- [INPUT RECORDS]
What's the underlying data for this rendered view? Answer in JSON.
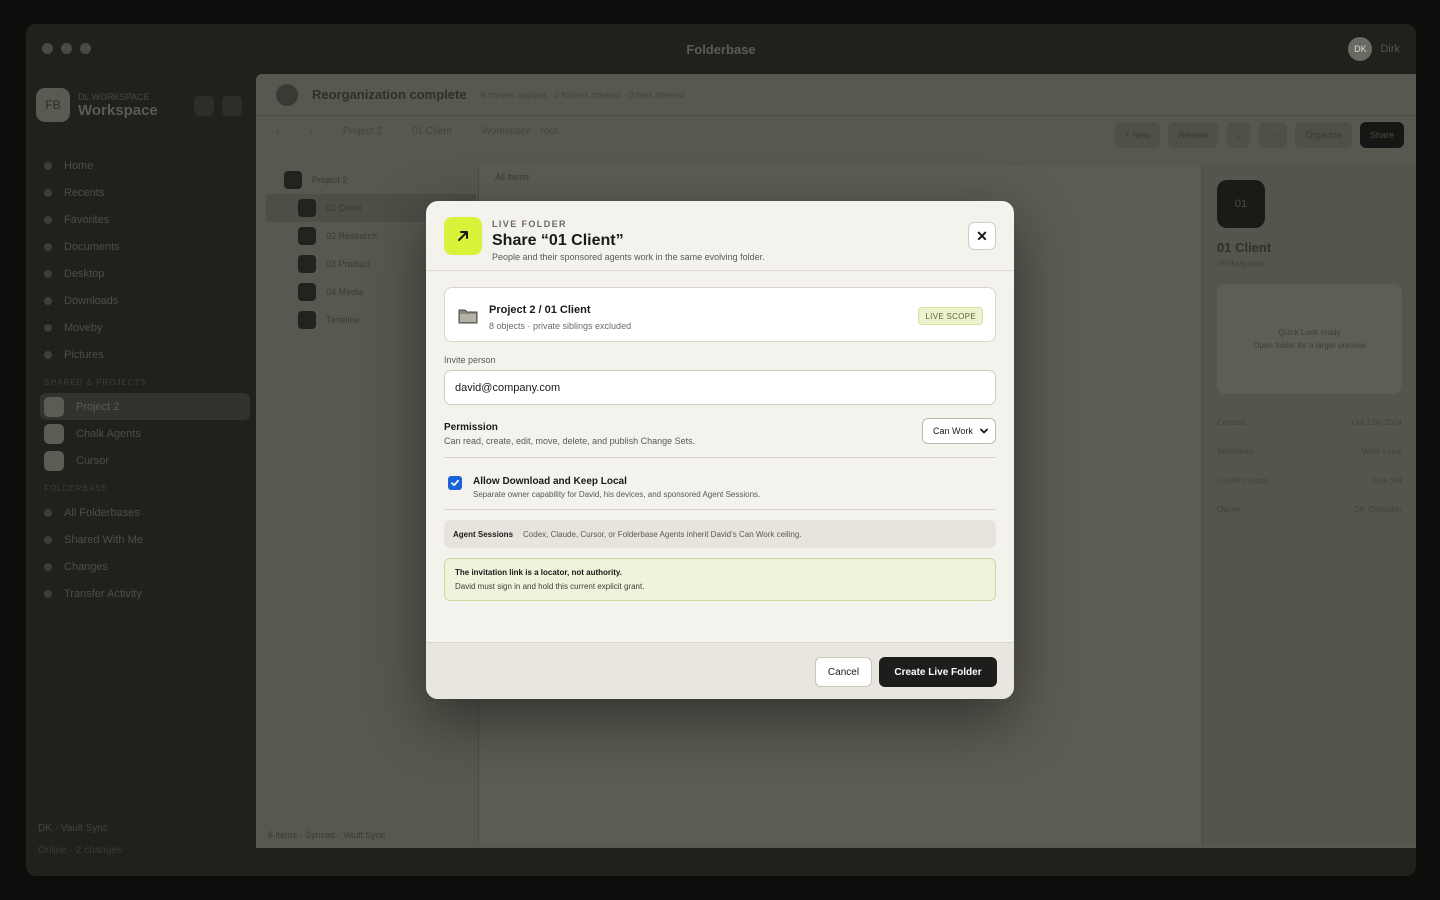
{
  "app": {
    "title": "Folderbase",
    "user_initials": "DK",
    "user_name": "Dirk"
  },
  "workspace": {
    "sub": "DL WORKSPACE",
    "name": "Workspace",
    "logo": "FB"
  },
  "sidebar": {
    "nav": [
      "Home",
      "Recents",
      "Favorites",
      "Documents",
      "Desktop",
      "Downloads",
      "Moveby",
      "Pictures"
    ],
    "section_projects": "SHARED & PROJECTS",
    "projects": [
      "Project 2",
      "Chalk Agents",
      "Cursor"
    ],
    "section_views": "FOLDERBASE",
    "views": [
      "All Folderbases",
      "Shared With Me",
      "Changes",
      "Transfer Activity"
    ],
    "footer": "DK · Vault Sync",
    "footer2": "Online · 2 changes"
  },
  "main": {
    "banner_title": "Reorganization complete",
    "banner_meta": "8 moves applied · 0 folders created · 0 files deleted",
    "crumbs": [
      "Project 2",
      "01 Client",
      "Workspace · root"
    ],
    "toolbar": [
      "+ New",
      "Review",
      "↓",
      "⋯",
      "Organize",
      "Share"
    ],
    "tree": [
      "Project 2",
      "01 Client",
      "02 Research",
      "03 Product",
      "04 Media",
      "Timeline"
    ],
    "pane_head": "All items",
    "status": "8 items · Synced · Vault Sync"
  },
  "inspector": {
    "icon": "01",
    "title": "01 Client",
    "sub": "Working local",
    "card_title": "Quick Look ready",
    "card_sub": "Open folder for a larger preview",
    "rows": [
      {
        "k": "Created",
        "v": "Oct 12th 2024"
      },
      {
        "k": "Sensitivity",
        "v": "Work Local"
      },
      {
        "k": "Content scope",
        "v": "Live Set"
      },
      {
        "k": "Owner",
        "v": "DK (Defaults)"
      }
    ]
  },
  "modal": {
    "kicker": "LIVE FOLDER",
    "title": "Share “01 Client”",
    "desc": "People and their sponsored agents work in the same evolving folder.",
    "close_glyph": "✕",
    "scope": {
      "title": "Project 2 / 01 Client",
      "meta": "8 objects · private siblings excluded",
      "badge": "LIVE SCOPE"
    },
    "invite_label": "Invite person",
    "invite_value": "david@company.com",
    "permission_label": "Permission",
    "permission_desc": "Can read, create, edit, move, delete, and publish Change Sets.",
    "permission_value": "Can Work",
    "download_label": "Allow Download and Keep Local",
    "download_desc": "Separate owner capability for David, his devices, and sponsored Agent Sessions.",
    "download_checked": true,
    "agent_key": "Agent Sessions",
    "agent_value": "Codex, Claude, Cursor, or Folderbase Agents inherit David’s Can Work ceiling.",
    "note_title": "The invitation link is a locator, not authority.",
    "note_desc": "David must sign in and hold this current explicit grant.",
    "cancel_label": "Cancel",
    "create_label": "Create Live Folder"
  },
  "colors": {
    "accent": "#d9f23a",
    "checkbox": "#1a63d8",
    "primary_button": "#1d1d1b"
  }
}
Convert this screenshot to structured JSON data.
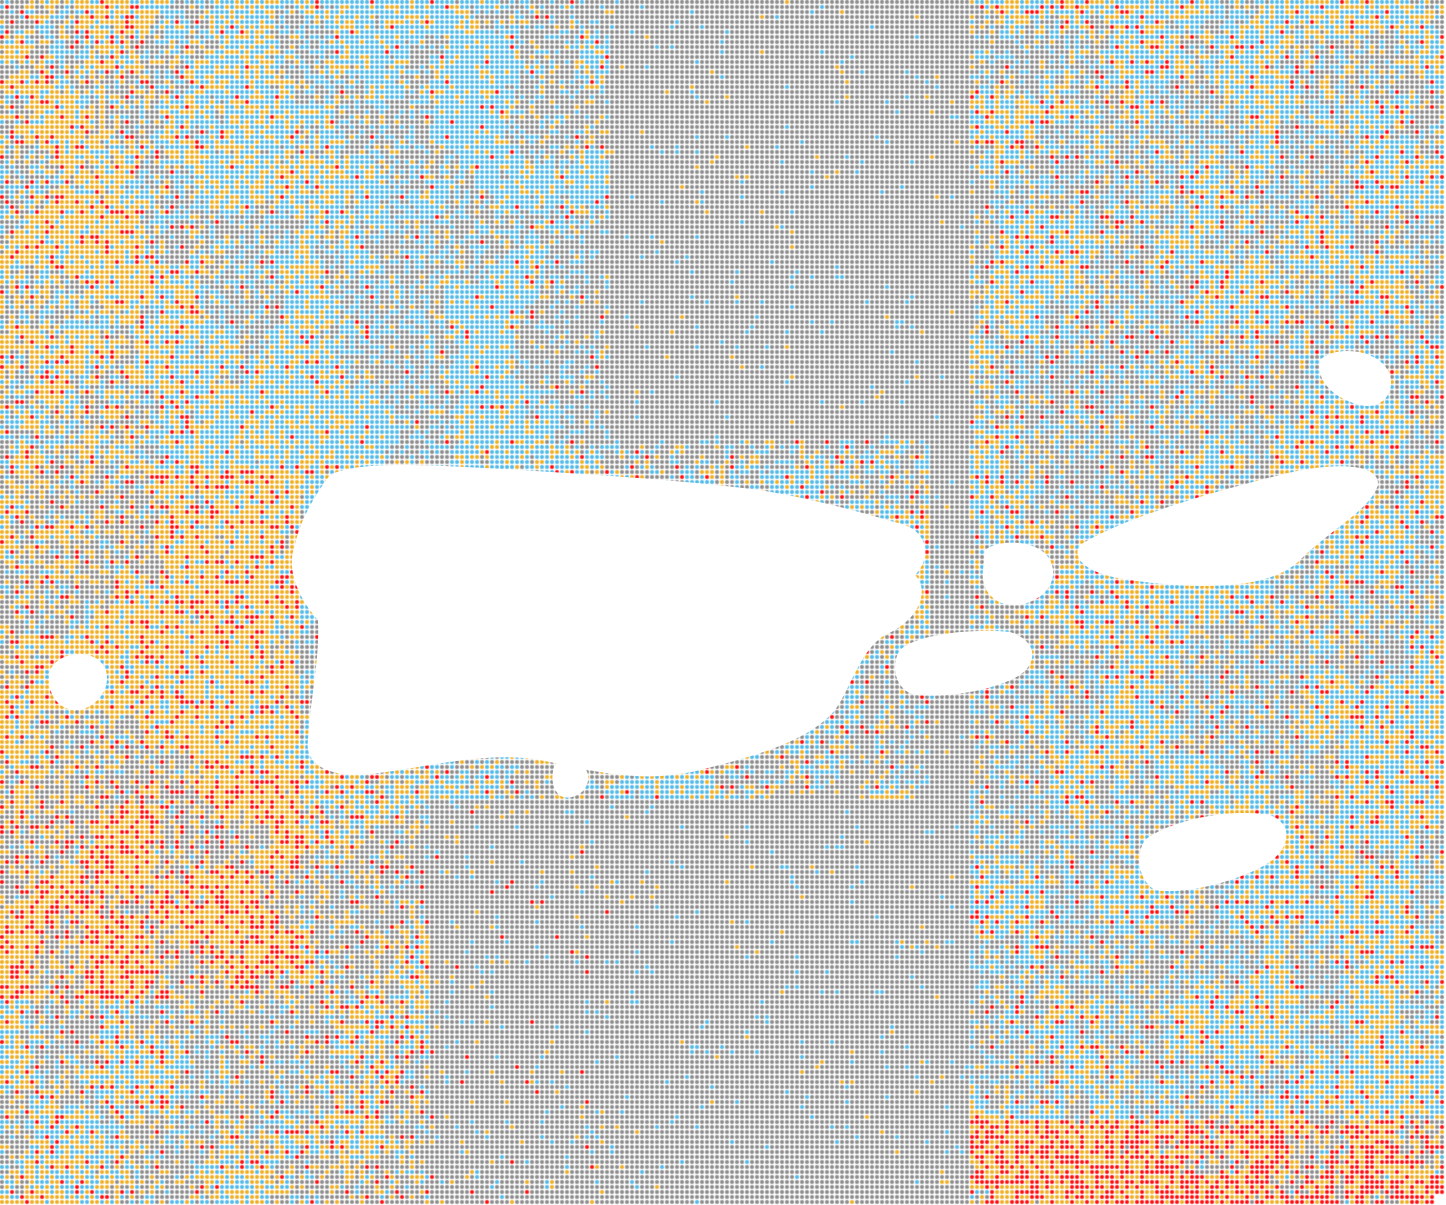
{
  "map": {
    "type": "classified-dot-grid",
    "background_color": "#ffffff",
    "grid_color": "#8a8a8a",
    "classes": [
      {
        "id": "class-blue",
        "color": "#4db8e8"
      },
      {
        "id": "class-orange",
        "color": "#f0ac1c"
      },
      {
        "id": "class-red",
        "color": "#ff0a0a"
      }
    ],
    "land_color": "#ffffff",
    "islands": [
      {
        "id": "main-island"
      },
      {
        "id": "west-islet"
      },
      {
        "id": "south-islet"
      },
      {
        "id": "east-island-upper-left"
      },
      {
        "id": "east-island-long"
      },
      {
        "id": "east-island-lower-left"
      },
      {
        "id": "east-island-upper-right"
      },
      {
        "id": "east-island-southeast"
      }
    ]
  }
}
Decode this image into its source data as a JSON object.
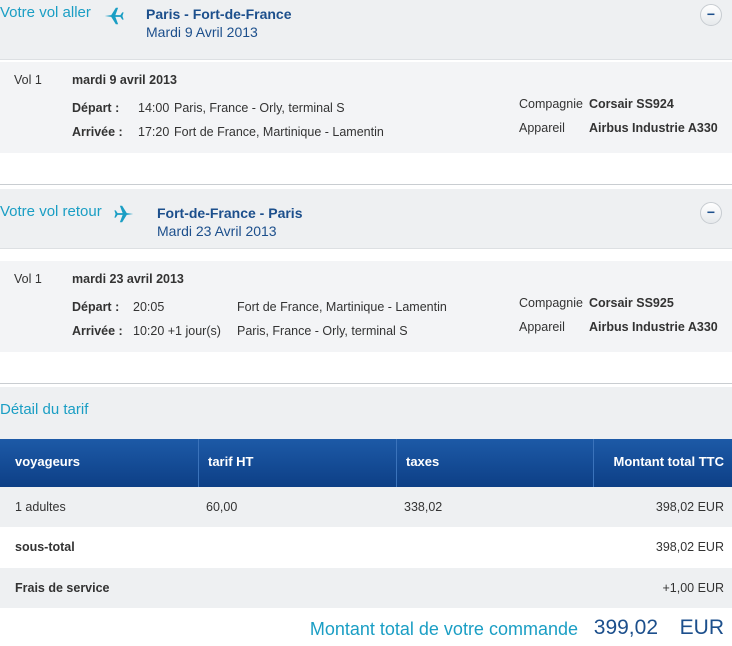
{
  "outbound": {
    "direction_label": "Votre vol aller",
    "route": "Paris - Fort-de-France",
    "date": "Mardi 9 Avril 2013",
    "collapse_label": "−",
    "flight_no_label": "Vol 1",
    "flight_date": "mardi 9 avril 2013",
    "depart_label": "Départ :",
    "depart_time": "14:00",
    "depart_place": "Paris, France - Orly, terminal S",
    "arrive_label": "Arrivée :",
    "arrive_time": "17:20",
    "arrive_place": "Fort de France, Martinique - Lamentin",
    "company_label": "Compagnie",
    "company_value": "Corsair SS924",
    "aircraft_label": "Appareil",
    "aircraft_value": "Airbus Industrie A330"
  },
  "return": {
    "direction_label": "Votre vol retour",
    "route": "Fort-de-France - Paris",
    "date": "Mardi 23 Avril 2013",
    "collapse_label": "−",
    "flight_no_label": "Vol 1",
    "flight_date": "mardi 23 avril 2013",
    "depart_label": "Départ :",
    "depart_time": "20:05",
    "depart_place": "Fort de France, Martinique - Lamentin",
    "arrive_label": "Arrivée :",
    "arrive_time": "10:20 +1 jour(s)",
    "arrive_place": "Paris, France - Orly, terminal S",
    "company_label": "Compagnie",
    "company_value": "Corsair SS925",
    "aircraft_label": "Appareil",
    "aircraft_value": "Airbus Industrie A330"
  },
  "tarif": {
    "title": "Détail du tarif",
    "columns": [
      "voyageurs",
      "tarif HT",
      "taxes",
      "Montant total TTC"
    ],
    "row": {
      "voyageurs": "1 adultes",
      "tarif_ht": "60,00",
      "taxes": "338,02",
      "total": "398,02 EUR"
    },
    "subtotal_label": "sous-total",
    "subtotal_value": "398,02 EUR",
    "fees_label": "Frais de service",
    "fees_value": "+1,00 EUR"
  },
  "order_total": {
    "label": "Montant total de votre commande",
    "amount": "399,02",
    "currency": "EUR"
  },
  "colors": {
    "accent": "#1a9ec4",
    "brand": "#1c4f8c",
    "table_header": "#15519a"
  },
  "icons": {
    "outbound": "airplane-icon",
    "return": "airplane-icon"
  }
}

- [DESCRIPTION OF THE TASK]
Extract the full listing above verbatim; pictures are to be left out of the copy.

- [ANSWER TO THE EXERCISE]
What's the underlying data for this rendered view? Answer in JSON.
{
  "app": {
    "title": "Folderbase",
    "user_initials": "DK",
    "user_name": "Dirk"
  },
  "workspace": {
    "sub": "DL WORKSPACE",
    "name": "Workspace",
    "logo": "FB"
  },
  "sidebar": {
    "nav": [
      "Home",
      "Recents",
      "Favorites",
      "Documents",
      "Desktop",
      "Downloads",
      "Moveby",
      "Pictures"
    ],
    "section_projects": "SHARED & PROJECTS",
    "projects": [
      "Project 2",
      "Chalk Agents",
      "Cursor"
    ],
    "section_views": "FOLDERBASE",
    "views": [
      "All Folderbases",
      "Shared With Me",
      "Changes",
      "Transfer Activity"
    ],
    "footer": "DK · Vault Sync",
    "footer2": "Online · 2 changes"
  },
  "main": {
    "banner_title": "Reorganization complete",
    "banner_meta": "8 moves applied · 0 folders created · 0 files deleted",
    "crumbs": [
      "Project 2",
      "01 Client",
      "Workspace · root"
    ],
    "toolbar": [
      "+ New",
      "Review",
      "↓",
      "⋯",
      "Organize",
      "Share"
    ],
    "tree": [
      "Project 2",
      "01 Client",
      "02 Research",
      "03 Product",
      "04 Media",
      "Timeline"
    ],
    "pane_head": "All items",
    "status": "8 items · Synced · Vault Sync"
  },
  "inspector": {
    "icon": "01",
    "title": "01 Client",
    "sub": "Working local",
    "card_title": "Quick Look ready",
    "card_sub": "Open folder for a larger preview",
    "rows": [
      {
        "k": "Created",
        "v": "Oct 12th 2024"
      },
      {
        "k": "Sensitivity",
        "v": "Work Local"
      },
      {
        "k": "Content scope",
        "v": "Live Set"
      },
      {
        "k": "Owner",
        "v": "DK (Defaults)"
      }
    ]
  },
  "modal": {
    "kicker": "LIVE FOLDER",
    "title": "Share “01 Client”",
    "desc": "People and their sponsored agents work in the same evolving folder.",
    "close_glyph": "✕",
    "scope": {
      "title": "Project 2 / 01 Client",
      "meta": "8 objects · private siblings excluded",
      "badge": "LIVE SCOPE"
    },
    "invite_label": "Invite person",
    "invite_value": "david@company.com",
    "permission_label": "Permission",
    "permission_desc": "Can read, create, edit, move, delete, and publish Change Sets.",
    "permission_value": "Can Work",
    "download_label": "Allow Download and Keep Local",
    "download_desc": "Separate owner capability for David, his devices, and sponsored Agent Sessions.",
    "download_checked": true,
    "agent_key": "Agent Sessions",
    "agent_value": "Codex, Claude, Cursor, or Folderbase Agents inherit David’s Can Work ceiling.",
    "note_title": "The invitation link is a locator, not authority.",
    "note_desc": "David must sign in and hold this current explicit grant.",
    "cancel_label": "Cancel",
    "create_label": "Create Live Folder"
  },
  "colors": {
    "accent": "#d9f23a",
    "checkbox": "#1a63d8",
    "primary_button": "#1d1d1b"
  }
}
Convert this screenshot to structured JSON data.
{
  "map": {
    "type": "classified-dot-grid",
    "background_color": "#ffffff",
    "grid_color": "#8a8a8a",
    "classes": [
      {
        "id": "class-blue",
        "color": "#4db8e8"
      },
      {
        "id": "class-orange",
        "color": "#f0ac1c"
      },
      {
        "id": "class-red",
        "color": "#ff0a0a"
      }
    ],
    "land_color": "#ffffff",
    "islands": [
      {
        "id": "main-island"
      },
      {
        "id": "west-islet"
      },
      {
        "id": "south-islet"
      },
      {
        "id": "east-island-upper-left"
      },
      {
        "id": "east-island-long"
      },
      {
        "id": "east-island-lower-left"
      },
      {
        "id": "east-island-upper-right"
      },
      {
        "id": "east-island-southeast"
      }
    ]
  }
}
Decode this image into its source data as a JSON object.
{
  "outbound": {
    "direction_label": "Votre vol aller",
    "route": "Paris - Fort-de-France",
    "date": "Mardi 9 Avril 2013",
    "collapse_label": "−",
    "flight_no_label": "Vol 1",
    "flight_date": "mardi 9 avril 2013",
    "depart_label": "Départ :",
    "depart_time": "14:00",
    "depart_place": "Paris, France - Orly, terminal S",
    "arrive_label": "Arrivée :",
    "arrive_time": "17:20",
    "arrive_place": "Fort de France, Martinique - Lamentin",
    "company_label": "Compagnie",
    "company_value": "Corsair SS924",
    "aircraft_label": "Appareil",
    "aircraft_value": "Airbus Industrie A330"
  },
  "return": {
    "direction_label": "Votre vol retour",
    "route": "Fort-de-France - Paris",
    "date": "Mardi 23 Avril 2013",
    "collapse_label": "−",
    "flight_no_label": "Vol 1",
    "flight_date": "mardi 23 avril 2013",
    "depart_label": "Départ :",
    "depart_time": "20:05",
    "depart_place": "Fort de France, Martinique - Lamentin",
    "arrive_label": "Arrivée :",
    "arrive_time": "10:20 +1 jour(s)",
    "arrive_place": "Paris, France - Orly, terminal S",
    "company_label": "Compagnie",
    "company_value": "Corsair SS925",
    "aircraft_label": "Appareil",
    "aircraft_value": "Airbus Industrie A330"
  },
  "tarif": {
    "title": "Détail du tarif",
    "columns": [
      "voyageurs",
      "tarif HT",
      "taxes",
      "Montant total TTC"
    ],
    "row": {
      "voyageurs": "1 adultes",
      "tarif_ht": "60,00",
      "taxes": "338,02",
      "total": "398,02 EUR"
    },
    "subtotal_label": "sous-total",
    "subtotal_value": "398,02 EUR",
    "fees_label": "Frais de service",
    "fees_value": "+1,00 EUR"
  },
  "order_total": {
    "label": "Montant total de votre commande",
    "amount": "399,02",
    "currency": "EUR"
  },
  "colors": {
    "accent": "#1a9ec4",
    "brand": "#1c4f8c",
    "table_header": "#15519a"
  },
  "icons": {
    "outbound": "airplane-icon",
    "return": "airplane-icon"
  }
}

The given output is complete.